By March 31, 60 students were being housed through the end of the spring semester. Forty remain through the summer session.
Hodges said she believes students and staff have been tested by a force beyond their control and have shown resilience.
"Hopefully we can build our future whether socially distanced or a 'normal' future that is more equitable and considerate of the hidden challenges some students face," she said.
CAL LUTHERAN AIRLIFT 2020
In mid-March, the nearly four dozen students enrolled in Cal Lutheran's study-away program found themselves an ocean or continent from home as a cascading crisis spread across the globe, with airlines canceling flights and nations closing borders.
o Feb. 1: Six weeks prior to what would be Cal Lutheran's version of an airlift - with 9,829 COVID-19 cases globally - the university's Office of Education Abroad staff monitored recommendations from the Centers for Disease Control, World Health Organization and the U.S. State Department several times a day, said Brett Chin, the program's interim director.
A month later - with cases exploding to 85,403 globally - Italian officials shut down universities and ordered foreign students to leave the country. The five CLU students in Italy were notified to book a flight home. Although financial assistance was offered, some students wanted to stay. This had been the dream of their lifetimes.
March Madness global-style began a week later.
o March 7: U.S. officials raise the travel warning for Japan to Level 3. Cal Lutheran carries insurance on students traveling internationally with approved programs. With few exceptions, that policy does not cover travel to countries with a warning status above 2. Without assurance they could complete their programs virtually from the United States, students resisted leaving.
o March 11: President Trump bans all travel to and from Europe.
o March 12: Cal Lutheran notifies students studying abroad to come home.
o March 19: In an unprecedented move, the U.S. State Department issues a Level 4 advisory for all international travel.
The lights burn into the night at the Education Abroad office. Staff members email, call and text via the GroupMe app to check students' progress on their homeward journeys. Airlines vary widely on the cost of changing reservations. Some students encounter airports shutting down. Some have four layovers. Others are flying home into COVID-19 hot spots, like Seattle.
o March 24: All but two students are safely home. Those who refuse to return sign waivers, said Chin, pointing out they are adults.
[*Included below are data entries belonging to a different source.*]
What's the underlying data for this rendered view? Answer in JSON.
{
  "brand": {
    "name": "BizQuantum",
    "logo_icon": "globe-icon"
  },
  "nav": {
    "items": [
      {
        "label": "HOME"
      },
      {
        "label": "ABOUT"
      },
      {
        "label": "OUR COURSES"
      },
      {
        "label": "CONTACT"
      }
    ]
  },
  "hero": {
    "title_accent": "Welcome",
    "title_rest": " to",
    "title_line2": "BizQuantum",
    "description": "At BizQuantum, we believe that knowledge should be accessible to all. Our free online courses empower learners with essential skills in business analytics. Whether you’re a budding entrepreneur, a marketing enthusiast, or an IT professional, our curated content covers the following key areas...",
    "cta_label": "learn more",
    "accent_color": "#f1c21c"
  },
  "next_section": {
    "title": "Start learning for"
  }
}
Kristina McGee's two-day odyssey from Aberdeen, Scotland, to Los Angeles followed a roller coaster of emotions. The junior marketing and communication major said President Trump's travel ban announcement set off a panic among her fellow U.S. students at the University of Aberdeen when it failed to note holders of U.S. pass- ports would be allowed back into the country.
The next day Cal Lutheran's study-abroad staff notified McGee she could enter the United States but advised her to return as soon as possible.
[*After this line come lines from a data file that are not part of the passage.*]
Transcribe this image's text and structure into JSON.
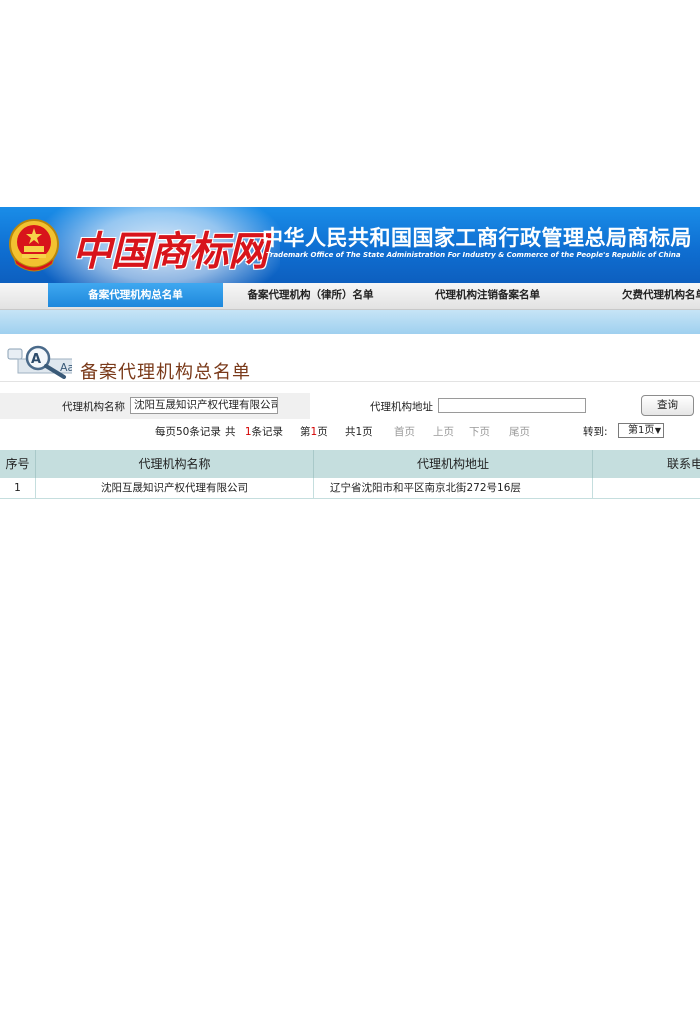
{
  "header": {
    "logo_text": "中国商标网",
    "title_cn": "中华人民共和国国家工商行政管理总局商标局",
    "title_en": "Trademark Office of The State Administration For Industry & Commerce of the People's Republic of China",
    "emblem_icon": "national-emblem-icon",
    "colors": {
      "banner": "#1a8de8",
      "logo": "#d8141b"
    }
  },
  "nav": {
    "items": [
      {
        "label": "备案代理机构总名单",
        "active": true
      },
      {
        "label": "备案代理机构（律所）名单",
        "active": false
      },
      {
        "label": "代理机构注销备案名单",
        "active": false
      },
      {
        "label": "欠费代理机构名单",
        "active": false
      }
    ],
    "active_color": "#1e88dc"
  },
  "page": {
    "title": "备案代理机构总名单",
    "title_icon": "magnifier-icon"
  },
  "search": {
    "name_label": "代理机构名称",
    "name_value": "沈阳互晟知识产权代理有限公司",
    "address_label": "代理机构地址",
    "address_value": "",
    "query_button": "查询"
  },
  "pagination": {
    "per_page_text": "每页50条记录",
    "total_prefix": "共",
    "total_count": "1",
    "total_suffix": "条记录",
    "page_prefix": "第",
    "current_page": "1",
    "page_suffix": "页",
    "total_pages_text": "共1页",
    "first": "首页",
    "prev": "上页",
    "next": "下页",
    "last": "尾页",
    "jump_label": "转到:",
    "jump_selected": "第1页"
  },
  "table": {
    "columns": [
      "序号",
      "代理机构名称",
      "代理机构地址",
      "联系电话"
    ],
    "rows": [
      [
        "1",
        "沈阳互晟知识产权代理有限公司",
        "辽宁省沈阳市和平区南京北街272号16层",
        ""
      ]
    ],
    "header_color": "#c5dede"
  }
}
The San Diego resident was lucky, she said. Cal Lutheran's travel agent found an affordable British Airways flight. When she left Aberdeen on March 1 6, the city had a single COVID-19 case. By the time she boarded her plane out of London, most passengers wore masks and gloves.
And the America she left was changed. Customs officials at LAX sported face shields and gloves as they took her temperature and questioned if she had been in high-risk areas. Although she had visited hot spots - Budapest and Amsterdam - authorities let her through.
All international programs eventually moved the majority of classes online and the Registrar's Office worked with the displaced students to make sure they received Cal Lutheran credit. To Chin's knowledge, no student contracted COVID-19.
What business gurus tell us about crisis is true, Chin said. The future belongs to those with a tolerance for ambiguity. These students, he said, were scared and nervous but they did it. In future job interviews, they can tell these stories of resiliency set on a global stage as events transpired at break- neck speed.
"This is how you get entrepreneurs," Chin said.